Sometimes it helps to go with a close family member or friend. Tell your relative or friend ahead of time what you want to get out of your visit. If you forget what you were going to talk about with the doctor, your friend can remind you. She or he can write down what the doctor said and help you remember it.
Don’t let your partner have too much power. You and the doctor are the only ones there. You might want some alone time with the doctor to talk about private things. During or right after the physical exam, if you and the doctor are alone, this could be a good time to talk about personal issues. Or, you could ask a friend or family member to wait in the waiting room with you for part of the appointment. For best results, tell your partner ahead of time how he or she can help you the most.
Keep In Touch With Your Doctor
Tell your doctor what’s been going on since you last saw him or her. Tell the doctor right away if you went to the emergency room or saw a specialist. Tell them about any changes in your appetite, weight, sleep, or energy level. Tell the doctor if any of the medicines you take have changed or if they have made you feel differently. Use these worksheets to keep track of what you want to ask your doctor and what information you want to share.
Make Sure You Can See And Hear As Well As Possible
Many people over 60 wear glasses or need hearing aids. Don’t forget to bring your glasses to the eye doctor. If you have a hearing aid, wear it and make sure it works well. Tell the doctor and the staff if you can’t see or hear well. For example, you might say, “It’s hard for me to understand everything you’re saying because of my hearing. It really helps if you talk slowly and look at me when you talk.”
Ask For An Interpreter If You Need Help
If the doctor you chose or were sent to doesn’t speak your language, ask the doctor’s office to send an interpreter.

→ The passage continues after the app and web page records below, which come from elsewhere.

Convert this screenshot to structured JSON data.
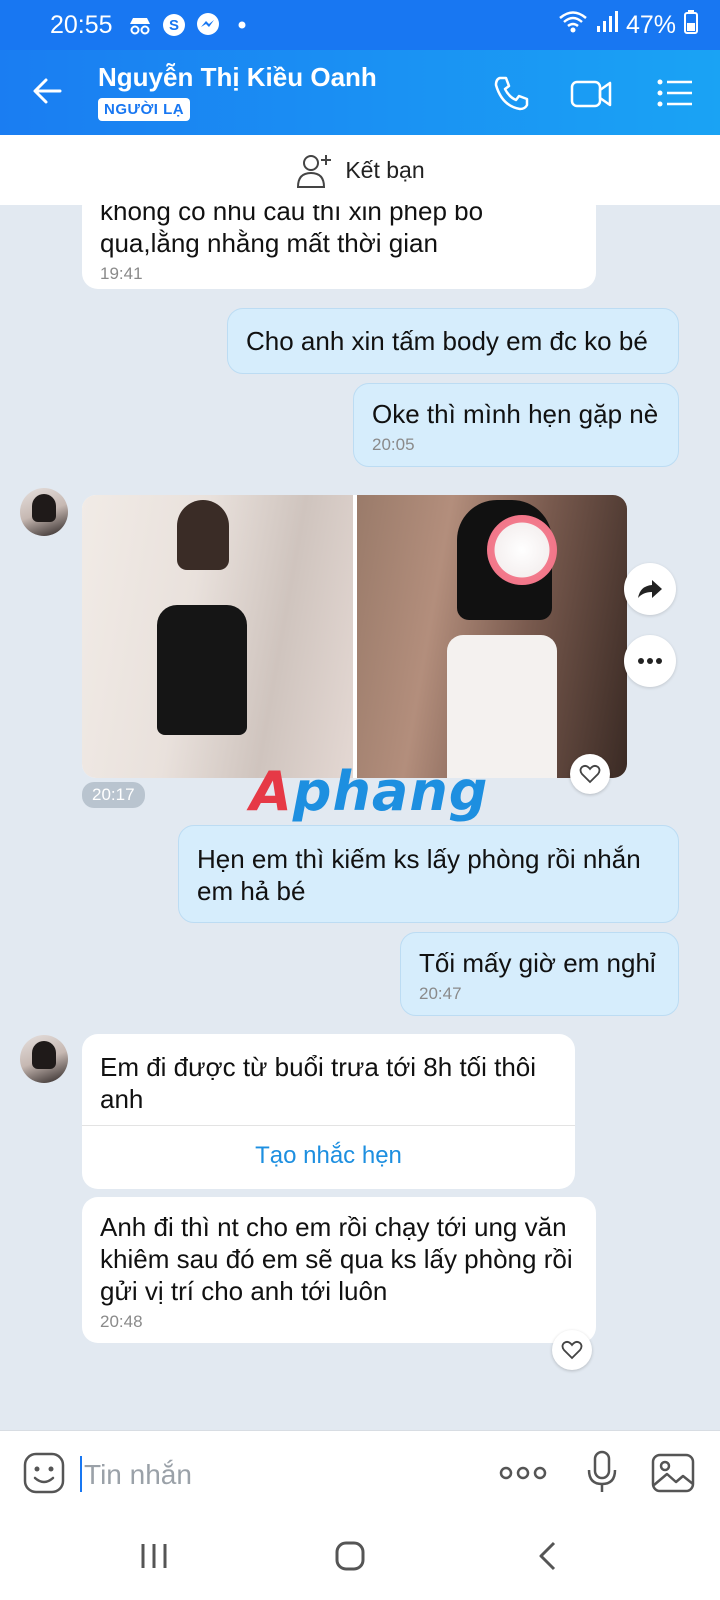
{
  "status": {
    "time": "20:55",
    "battery": "47%"
  },
  "header": {
    "contact_name": "Nguyễn Thị Kiều Oanh",
    "badge": "NGƯỜI LẠ"
  },
  "friend_bar": {
    "label": "Kết bạn"
  },
  "messages": [
    {
      "type": "in",
      "text": "không có nhu cầu thì xin phép bỏ qua,lằng nhằng mất thời gian",
      "time": "19:41"
    },
    {
      "type": "out",
      "text": "Cho anh xin tấm body em đc ko bé",
      "time": ""
    },
    {
      "type": "out",
      "text": "Oke thì mình hẹn gặp nè",
      "time": "20:05"
    },
    {
      "type": "in-photos",
      "time": "20:17"
    },
    {
      "type": "out",
      "text": "Hẹn em thì kiếm ks lấy phòng rồi nhắn em hả bé",
      "time": ""
    },
    {
      "type": "out",
      "text": "Tối mấy giờ em nghỉ",
      "time": "20:47"
    },
    {
      "type": "in",
      "text": "Em đi được từ buổi trưa tới 8h tối thôi anh",
      "action": "Tạo nhắc hẹn"
    },
    {
      "type": "in",
      "text": "Anh đi thì nt cho em rồi chạy tới ung văn khiêm sau đó em sẽ qua ks lấy phòng rồi gửi vị trí cho anh tới luôn",
      "time": "20:48"
    }
  ],
  "watermark": {
    "part1": "A",
    "part2": "phang"
  },
  "input": {
    "placeholder": "Tin nhắn"
  },
  "colors": {
    "header_blue": "#1877f2",
    "outgoing_bubble": "#d6edfc",
    "incoming_bubble": "#ffffff",
    "chat_bg": "#e2e9f1"
  }
}
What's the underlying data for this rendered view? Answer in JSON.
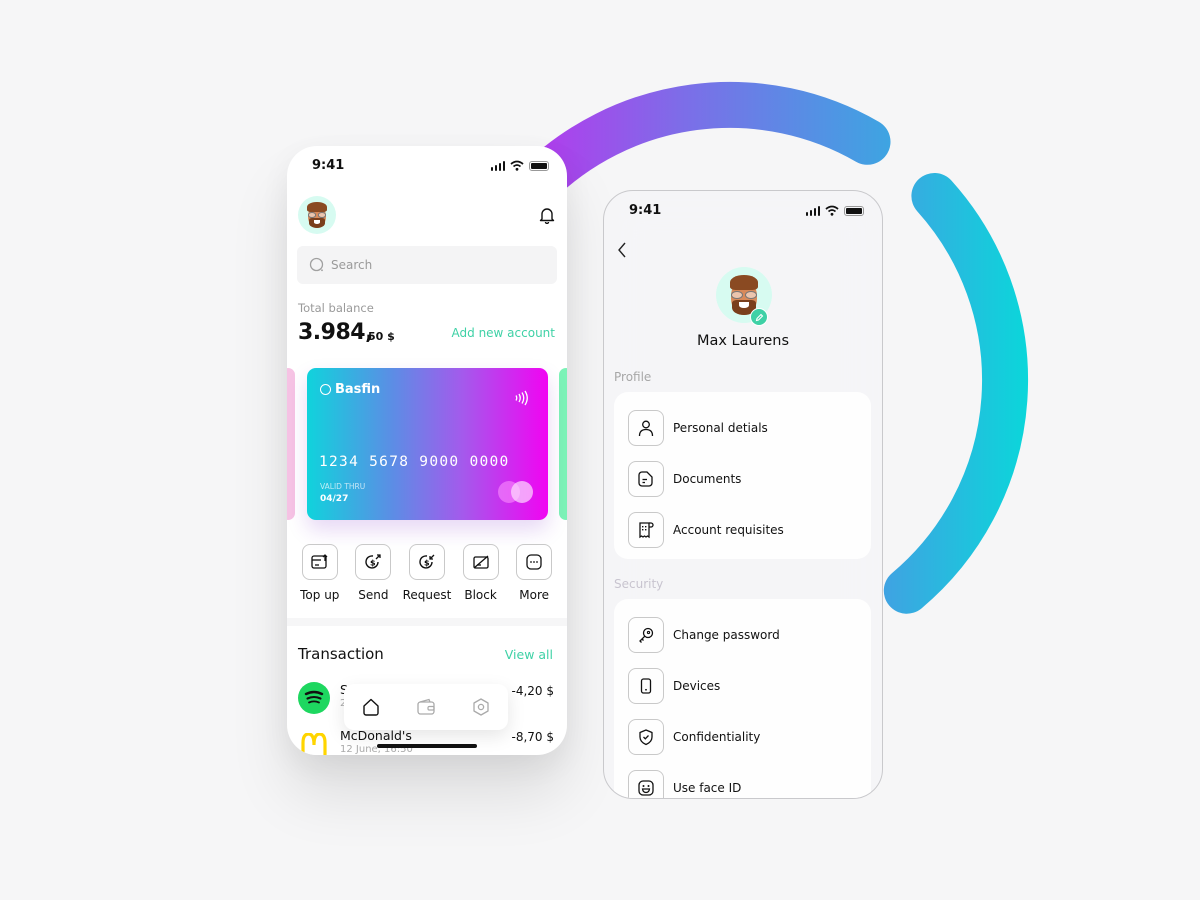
{
  "decoration": {
    "ring_gradient": [
      "#d21ff0",
      "#7d6de8",
      "#3fa3e2",
      "#0ad7da"
    ]
  },
  "status_bar": {
    "time": "9:41"
  },
  "home_screen": {
    "search": {
      "placeholder": "Search"
    },
    "balance": {
      "label": "Total balance",
      "value": "3.984,",
      "cents": "50 $",
      "add_account_label": "Add new account"
    },
    "card": {
      "brand": "Basfin",
      "number": "1234 5678 9000 0000",
      "valid_label": "VALID THRU",
      "valid_date": "04/27",
      "colors": {
        "start": "#10d3dc",
        "end": "#f104f2",
        "prev_card": "#f6c3e4",
        "next_card": "#7cf3b7"
      }
    },
    "actions": [
      {
        "label": "Top up",
        "icon": "top-up-icon"
      },
      {
        "label": "Send",
        "icon": "send-money-icon"
      },
      {
        "label": "Request",
        "icon": "request-money-icon"
      },
      {
        "label": "Block",
        "icon": "block-card-icon"
      },
      {
        "label": "More",
        "icon": "more-icon"
      }
    ],
    "transactions": {
      "title": "Transaction",
      "view_all_label": "View all",
      "items": [
        {
          "name": "S",
          "date": "2",
          "amount": "-4,20 $",
          "icon": "spotify-logo"
        },
        {
          "name": "McDonald's",
          "date": "12 June, 16:50",
          "amount": "-8,70 $",
          "icon": "mcdonalds-logo"
        }
      ]
    },
    "tab_bar": [
      {
        "name": "home",
        "icon": "home-icon",
        "active": true
      },
      {
        "name": "wallet",
        "icon": "wallet-icon",
        "active": false
      },
      {
        "name": "settings",
        "icon": "settings-icon",
        "active": false
      }
    ],
    "accent_color": "#3fd1a6"
  },
  "profile_screen": {
    "user_name": "Max Laurens",
    "sections": [
      {
        "label": "Profile",
        "items": [
          {
            "label": "Personal detials",
            "icon": "user-icon"
          },
          {
            "label": "Documents",
            "icon": "document-icon"
          },
          {
            "label": "Account requisites",
            "icon": "receipt-icon"
          }
        ]
      },
      {
        "label": "Security",
        "items": [
          {
            "label": "Change password",
            "icon": "key-icon"
          },
          {
            "label": "Devices",
            "icon": "phone-device-icon"
          },
          {
            "label": "Confidentiality",
            "icon": "shield-check-icon"
          },
          {
            "label": "Use face ID",
            "icon": "face-id-icon"
          }
        ]
      }
    ]
  }
}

Even though some English-speaking doctors know basic medical terminology in Spanish or other languages, you may feel more at ease speaking in your own language, especially when talking about sensitive topics like sexuality or depression. Call the doctor’s office ahead of time to make sure an interpreter will be there.
Always tell the doctor, your interpreter, or a member of the staff if you don’t understand the doctor’s diagnosis or instructions. Don’t let the fact that you don’t speak the language keep you from asking questions or expressing your concerns.